AIM OF THE TASK:
Apart from the images, the records below need to be copied exactly.

Element data from apps and pages:
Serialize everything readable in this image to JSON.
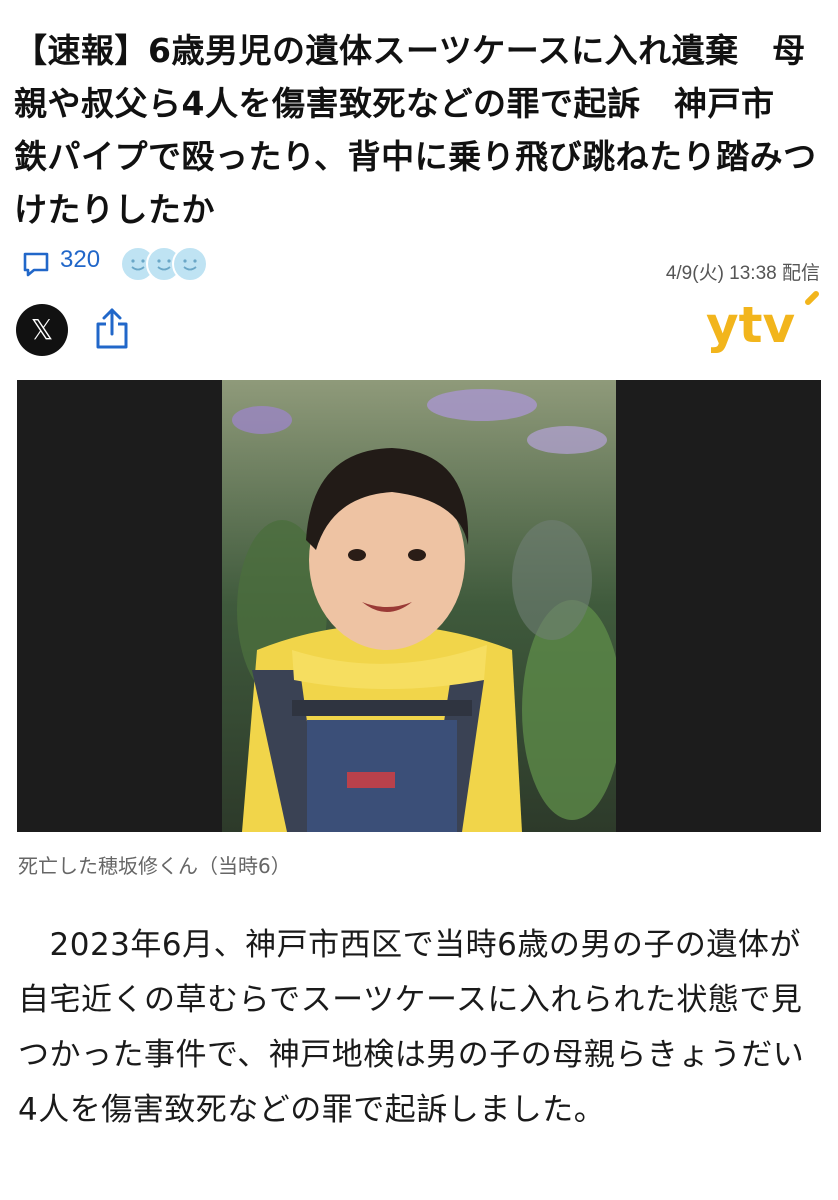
{
  "article": {
    "headline": "【速報】6歳男児の遺体スーツケースに入れ遺棄　母親や叔父ら4人を傷害致死などの罪で起訴　神戸市　鉄パイプで殴ったり、背中に乗り飛び跳ねたり踏みつけたりしたか",
    "comment_count": "320",
    "timestamp": "4/9(火) 13:38 配信",
    "share": {
      "x_label": "𝕏"
    },
    "publisher_logo_text": "ytv",
    "photo_caption": "死亡した穂坂修くん（当時6）",
    "body": "　2023年6月、神戸市西区で当時6歳の男の子の遺体が自宅近くの草むらでスーツケースに入れられた状態で見つかった事件で、神戸地検は男の子の母親らきょうだい4人を傷害致死などの罪で起訴しました。"
  },
  "colors": {
    "accent_blue": "#2167c9",
    "logo_yellow": "#f2b51c",
    "photo_bg": "#1c1c1c",
    "reaction_face": "#bfe3f3"
  },
  "icons": [
    "comment-icon",
    "reaction-face-icon",
    "x-icon",
    "share-icon",
    "ytv-logo"
  ]
}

TASK RESULT:
Serialize everything readable in this image to JSON.
{
  "article": {
    "headline": "【速報】6歳男児の遺体スーツケースに入れ遺棄　母親や叔父ら4人を傷害致死などの罪で起訴　神戸市　鉄パイプで殴ったり、背中に乗り飛び跳ねたり踏みつけたりしたか",
    "comment_count": "320",
    "timestamp": "4/9(火) 13:38 配信",
    "share": {
      "x_label": "𝕏"
    },
    "publisher_logo_text": "ytv",
    "photo_caption": "死亡した穂坂修くん（当時6）",
    "body": "　2023年6月、神戸市西区で当時6歳の男の子の遺体が自宅近くの草むらでスーツケースに入れられた状態で見つかった事件で、神戸地検は男の子の母親らきょうだい4人を傷害致死などの罪で起訴しました。"
  },
  "colors": {
    "accent_blue": "#2167c9",
    "logo_yellow": "#f2b51c",
    "photo_bg": "#1c1c1c",
    "reaction_face": "#bfe3f3"
  },
  "icons": [
    "comment-icon",
    "reaction-face-icon",
    "x-icon",
    "share-icon",
    "ytv-logo"
  ]
}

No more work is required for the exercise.